Swami was quite blunt when I mentioned this trend: “It’s not good yoga. If you hold a position, that’s when you can get into the consciousness behind that position. Constant motion isn’t the answer. It just becomes calisthenics.” He later added: “Ours is a path of constantly coming back to the center, to the spine. That’s the core of it, and you can’t do that if you’re always moving from one asana to the next. The time between poses is very important.”

So the pause is not just to rest; it’s to move toward the goal by working with energy and consciousness to assimilate the benefits of the preceding pose. We would lose this opportunity if we moved into another asana without pausing. The pause is, to a great extent, the completion of the preceding pose.

What About Affirmations?

If there’s one thing that’s unique about Ananda Yoga, it’s asana affirmations. It’s tempting to say, “Ah, here’s something definitive: without affirmations, it’s not Ananda Yoga.” When I asked Swami Kriyananda about this, he took a different stance:

“Obviously, the center of Ananda Yoga is not the fact of having affirmations. The center of Ananda Yoga is the way in which it helps our meditation, our stillness. Sometimes those affirmations can seem a bit childish, and I can see how people might resist doing them and still feel they were working with the energy and so on. Nonetheless, they’re a good thing, and they do help your consciousness. Beyond that I don’t know what to say; you’ll have to use your own intuition on the matter.”

I won’t try to sell you a once-and-for-all interpretation of this statement, but I will share with you the understanding I’ve gained so far (with luck, my understanding will improve over time): It’s not a question of whether we can do Ananda Yoga without affirmations. We can. The real question is, what leads us most quickly to our goal? Whatever that is, we’ll do it if we’re serious about the goal. Affirmations are not the goal; raising consciousness is the goal. But as Swami put it, affirmations “do help your consciousness,” i.e., they are a means to the goal. It seems clear to me that, in the absence of an equal or better tool, a serious Ananda Yogi will want to use the affirmations.
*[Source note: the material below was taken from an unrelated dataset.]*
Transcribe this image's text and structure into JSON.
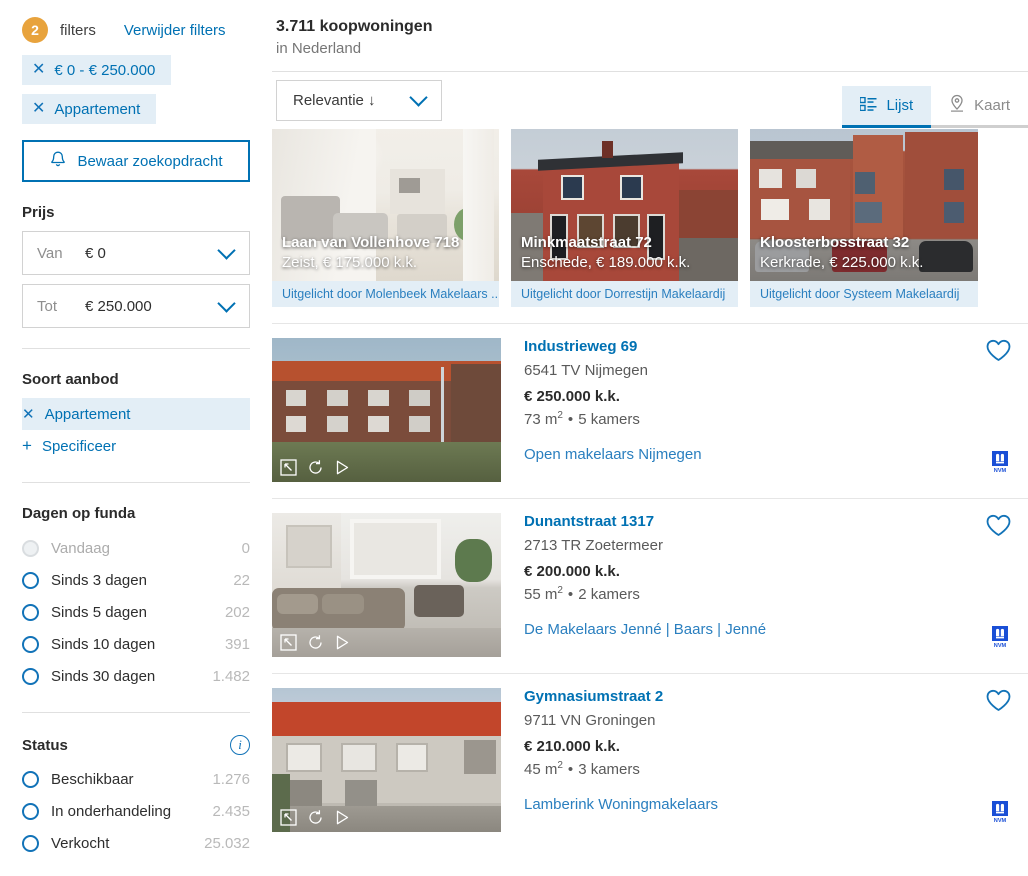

Remember, an affirmation is not an attempt to define (and therefore limit) our experience of an asana; it’s a tool for attuning ourselves to the essence of the asana. In the beginning, we might simply repeat it over and over, trying somehow to “catch the wave.” But our use of the affirmation will evolve as our practice deepens.

My own approach is more like this: Over a long period (weeks, months), the affirmation helps guide me to a more intuitive, more “feeling” understanding of the asana. As my understanding grows, I’ll repeat the affirmation less—eventually just once or twice, to give direction to my attunement efforts. It’s not the affirmation that takes me into that essence; it’s my feeling capacity, guided by the affirmation.

It’s as though the affirmation guides me through a doorway into a deeper experience of the asana. Once I’m through the doorway, I don’t need the affirmation anymore; I return to it only if my attention wanders. But make no mistake: it takes focus to unlock the door, and I’ve found Swami’s affirmations invaluable for that.

In teaching classes, I encourage use of the affirmations because they help students break the hypnosis of physicality, begin to understand the asanas, and bring their energy inward and upward. When their practice deepens, I advise students to let their feeling nature take over so that they may go deeper still—but as I said, not to discard the affirmation entirely.

The Ultimate Criterion

Above all, what really defines Ananda Yoga is the vibration of Paramhansa Yogananda. Earlier I said that each yoga tradition is a “specific ray of divine grace.” In Ananda’s case, that ray comes through Yogananda. You experienced that ray when you took AYTT. Kriyananda drew upon that ray in order to develop Ananda Yoga. When I asked Swami how to be the best Ananda Yoga teachers we can be, his answer was basically, “Try to tune in to Master.”

It doesn’t matter whether you are a disciple or not. Masters will aid anyone who calls upon them. If you really want to feel and teach the essence of Ananda Yoga, call upon Paramhansa Yogananda. Ask for his guidance, and try to tune in to his consciousness. As you refine your efforts, you’ll not wonder what is and what is not Ananda Yoga. You’ll know.